------ WORKING DATA

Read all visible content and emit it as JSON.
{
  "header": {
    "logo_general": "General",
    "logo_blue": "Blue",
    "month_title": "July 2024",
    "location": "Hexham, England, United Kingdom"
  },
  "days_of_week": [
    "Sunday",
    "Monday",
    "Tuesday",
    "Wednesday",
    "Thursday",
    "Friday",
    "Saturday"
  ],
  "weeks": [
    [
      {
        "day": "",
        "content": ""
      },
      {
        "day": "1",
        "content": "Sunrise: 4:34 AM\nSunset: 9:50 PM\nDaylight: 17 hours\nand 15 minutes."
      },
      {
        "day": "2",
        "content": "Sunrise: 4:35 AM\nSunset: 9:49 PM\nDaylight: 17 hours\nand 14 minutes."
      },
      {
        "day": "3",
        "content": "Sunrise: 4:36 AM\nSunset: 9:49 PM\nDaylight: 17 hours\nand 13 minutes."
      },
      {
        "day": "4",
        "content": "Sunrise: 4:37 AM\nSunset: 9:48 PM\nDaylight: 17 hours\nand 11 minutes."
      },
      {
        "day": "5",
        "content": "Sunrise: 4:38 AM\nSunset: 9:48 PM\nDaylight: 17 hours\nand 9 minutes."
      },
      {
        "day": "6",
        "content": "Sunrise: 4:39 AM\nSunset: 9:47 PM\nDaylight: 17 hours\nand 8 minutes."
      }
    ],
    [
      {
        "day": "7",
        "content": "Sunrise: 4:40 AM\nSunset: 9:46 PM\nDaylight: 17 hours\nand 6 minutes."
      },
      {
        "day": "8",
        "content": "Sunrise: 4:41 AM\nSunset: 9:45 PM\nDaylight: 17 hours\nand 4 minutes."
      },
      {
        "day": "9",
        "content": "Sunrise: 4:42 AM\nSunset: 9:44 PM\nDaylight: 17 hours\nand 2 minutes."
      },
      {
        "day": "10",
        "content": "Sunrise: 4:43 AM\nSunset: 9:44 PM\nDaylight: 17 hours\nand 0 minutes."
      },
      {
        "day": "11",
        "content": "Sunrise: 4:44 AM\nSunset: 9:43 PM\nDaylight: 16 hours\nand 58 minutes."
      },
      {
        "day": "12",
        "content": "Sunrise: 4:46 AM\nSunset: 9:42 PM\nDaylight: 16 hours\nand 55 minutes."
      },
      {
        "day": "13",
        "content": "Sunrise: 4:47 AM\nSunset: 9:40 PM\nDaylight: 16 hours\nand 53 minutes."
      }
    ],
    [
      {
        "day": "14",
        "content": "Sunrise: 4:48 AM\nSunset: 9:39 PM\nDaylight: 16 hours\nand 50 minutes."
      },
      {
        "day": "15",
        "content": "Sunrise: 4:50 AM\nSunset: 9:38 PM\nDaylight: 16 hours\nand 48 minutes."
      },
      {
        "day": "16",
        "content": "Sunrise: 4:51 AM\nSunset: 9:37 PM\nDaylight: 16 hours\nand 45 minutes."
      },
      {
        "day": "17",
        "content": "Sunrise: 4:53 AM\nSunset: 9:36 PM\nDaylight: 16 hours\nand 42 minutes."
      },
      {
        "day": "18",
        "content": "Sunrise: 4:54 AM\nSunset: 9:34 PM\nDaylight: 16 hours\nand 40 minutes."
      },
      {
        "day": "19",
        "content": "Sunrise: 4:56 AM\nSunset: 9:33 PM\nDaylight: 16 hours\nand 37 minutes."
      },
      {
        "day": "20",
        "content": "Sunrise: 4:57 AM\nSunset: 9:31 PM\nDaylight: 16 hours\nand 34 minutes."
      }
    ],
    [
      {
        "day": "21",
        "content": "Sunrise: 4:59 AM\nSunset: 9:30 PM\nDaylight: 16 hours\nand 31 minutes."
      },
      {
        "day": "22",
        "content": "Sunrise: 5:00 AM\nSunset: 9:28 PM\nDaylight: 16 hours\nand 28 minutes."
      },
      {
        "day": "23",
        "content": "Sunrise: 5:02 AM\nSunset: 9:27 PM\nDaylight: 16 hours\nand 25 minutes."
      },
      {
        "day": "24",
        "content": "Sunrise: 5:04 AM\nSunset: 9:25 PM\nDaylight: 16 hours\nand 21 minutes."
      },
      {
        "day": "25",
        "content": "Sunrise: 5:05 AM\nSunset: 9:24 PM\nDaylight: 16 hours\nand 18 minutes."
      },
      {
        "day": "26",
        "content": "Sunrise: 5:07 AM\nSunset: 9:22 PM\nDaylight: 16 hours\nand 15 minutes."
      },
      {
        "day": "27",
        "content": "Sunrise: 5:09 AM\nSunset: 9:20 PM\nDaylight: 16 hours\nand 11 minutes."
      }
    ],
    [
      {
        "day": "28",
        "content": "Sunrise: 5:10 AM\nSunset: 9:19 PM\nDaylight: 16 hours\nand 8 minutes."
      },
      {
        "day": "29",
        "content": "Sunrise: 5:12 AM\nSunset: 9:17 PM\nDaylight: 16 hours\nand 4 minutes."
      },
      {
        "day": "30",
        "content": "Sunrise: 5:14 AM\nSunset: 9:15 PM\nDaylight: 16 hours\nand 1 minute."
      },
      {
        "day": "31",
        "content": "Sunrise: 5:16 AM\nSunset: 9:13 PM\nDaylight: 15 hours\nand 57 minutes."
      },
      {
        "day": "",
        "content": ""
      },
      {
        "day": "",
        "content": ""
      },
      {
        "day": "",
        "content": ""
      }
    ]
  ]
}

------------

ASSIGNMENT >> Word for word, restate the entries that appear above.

TASK SOLUTION >>
Read all visible content and emit it as JSON.
{
  "header": {
    "logo_general": "General",
    "logo_blue": "Blue",
    "month_title": "July 2024",
    "location": "Hexham, England, United Kingdom"
  },
  "days_of_week": [
    "Sunday",
    "Monday",
    "Tuesday",
    "Wednesday",
    "Thursday",
    "Friday",
    "Saturday"
  ],
  "weeks": [
    [
      {
        "day": "",
        "content": ""
      },
      {
        "day": "1",
        "content": "Sunrise: 4:34 AM\nSunset: 9:50 PM\nDaylight: 17 hours\nand 15 minutes."
      },
      {
        "day": "2",
        "content": "Sunrise: 4:35 AM\nSunset: 9:49 PM\nDaylight: 17 hours\nand 14 minutes."
      },
      {
        "day": "3",
        "content": "Sunrise: 4:36 AM\nSunset: 9:49 PM\nDaylight: 17 hours\nand 13 minutes."
      },
      {
        "day": "4",
        "content": "Sunrise: 4:37 AM\nSunset: 9:48 PM\nDaylight: 17 hours\nand 11 minutes."
      },
      {
        "day": "5",
        "content": "Sunrise: 4:38 AM\nSunset: 9:48 PM\nDaylight: 17 hours\nand 9 minutes."
      },
      {
        "day": "6",
        "content": "Sunrise: 4:39 AM\nSunset: 9:47 PM\nDaylight: 17 hours\nand 8 minutes."
      }
    ],
    [
      {
        "day": "7",
        "content": "Sunrise: 4:40 AM\nSunset: 9:46 PM\nDaylight: 17 hours\nand 6 minutes."
      },
      {
        "day": "8",
        "content": "Sunrise: 4:41 AM\nSunset: 9:45 PM\nDaylight: 17 hours\nand 4 minutes."
      },
      {
        "day": "9",
        "content": "Sunrise: 4:42 AM\nSunset: 9:44 PM\nDaylight: 17 hours\nand 2 minutes."
      },
      {
        "day": "10",
        "content": "Sunrise: 4:43 AM\nSunset: 9:44 PM\nDaylight: 17 hours\nand 0 minutes."
      },
      {
        "day": "11",
        "content": "Sunrise: 4:44 AM\nSunset: 9:43 PM\nDaylight: 16 hours\nand 58 minutes."
      },
      {
        "day": "12",
        "content": "Sunrise: 4:46 AM\nSunset: 9:42 PM\nDaylight: 16 hours\nand 55 minutes."
      },
      {
        "day": "13",
        "content": "Sunrise: 4:47 AM\nSunset: 9:40 PM\nDaylight: 16 hours\nand 53 minutes."
      }
    ],
    [
      {
        "day": "14",
        "content": "Sunrise: 4:48 AM\nSunset: 9:39 PM\nDaylight: 16 hours\nand 50 minutes."
      },
      {
        "day": "15",
        "content": "Sunrise: 4:50 AM\nSunset: 9:38 PM\nDaylight: 16 hours\nand 48 minutes."
      },
      {
        "day": "16",
        "content": "Sunrise: 4:51 AM\nSunset: 9:37 PM\nDaylight: 16 hours\nand 45 minutes."
      },
      {
        "day": "17",
        "content": "Sunrise: 4:53 AM\nSunset: 9:36 PM\nDaylight: 16 hours\nand 42 minutes."
      },
      {
        "day": "18",
        "content": "Sunrise: 4:54 AM\nSunset: 9:34 PM\nDaylight: 16 hours\nand 40 minutes."
      },
      {
        "day": "19",
        "content": "Sunrise: 4:56 AM\nSunset: 9:33 PM\nDaylight: 16 hours\nand 37 minutes."
      },
      {
        "day": "20",
        "content": "Sunrise: 4:57 AM\nSunset: 9:31 PM\nDaylight: 16 hours\nand 34 minutes."
      }
    ],
    [
      {
        "day": "21",
        "content": "Sunrise: 4:59 AM\nSunset: 9:30 PM\nDaylight: 16 hours\nand 31 minutes."
      },
      {
        "day": "22",
        "content": "Sunrise: 5:00 AM\nSunset: 9:28 PM\nDaylight: 16 hours\nand 28 minutes."
      },
      {
        "day": "23",
        "content": "Sunrise: 5:02 AM\nSunset: 9:27 PM\nDaylight: 16 hours\nand 25 minutes."
      },
      {
        "day": "24",
        "content": "Sunrise: 5:04 AM\nSunset: 9:25 PM\nDaylight: 16 hours\nand 21 minutes."
      },
      {
        "day": "25",
        "content": "Sunrise: 5:05 AM\nSunset: 9:24 PM\nDaylight: 16 hours\nand 18 minutes."
      },
      {
        "day": "26",
        "content": "Sunrise: 5:07 AM\nSunset: 9:22 PM\nDaylight: 16 hours\nand 15 minutes."
      },
      {
        "day": "27",
        "content": "Sunrise: 5:09 AM\nSunset: 9:20 PM\nDaylight: 16 hours\nand 11 minutes."
      }
    ],
    [
      {
        "day": "28",
        "content": "Sunrise: 5:10 AM\nSunset: 9:19 PM\nDaylight: 16 hours\nand 8 minutes."
      },
      {
        "day": "29",
        "content": "Sunrise: 5:12 AM\nSunset: 9:17 PM\nDaylight: 16 hours\nand 4 minutes."
      },
      {
        "day": "30",
        "content": "Sunrise: 5:14 AM\nSunset: 9:15 PM\nDaylight: 16 hours\nand 1 minute."
      },
      {
        "day": "31",
        "content": "Sunrise: 5:16 AM\nSunset: 9:13 PM\nDaylight: 15 hours\nand 57 minutes."
      },
      {
        "day": "",
        "content": ""
      },
      {
        "day": "",
        "content": ""
      },
      {
        "day": "",
        "content": ""
      }
    ]
  ]
}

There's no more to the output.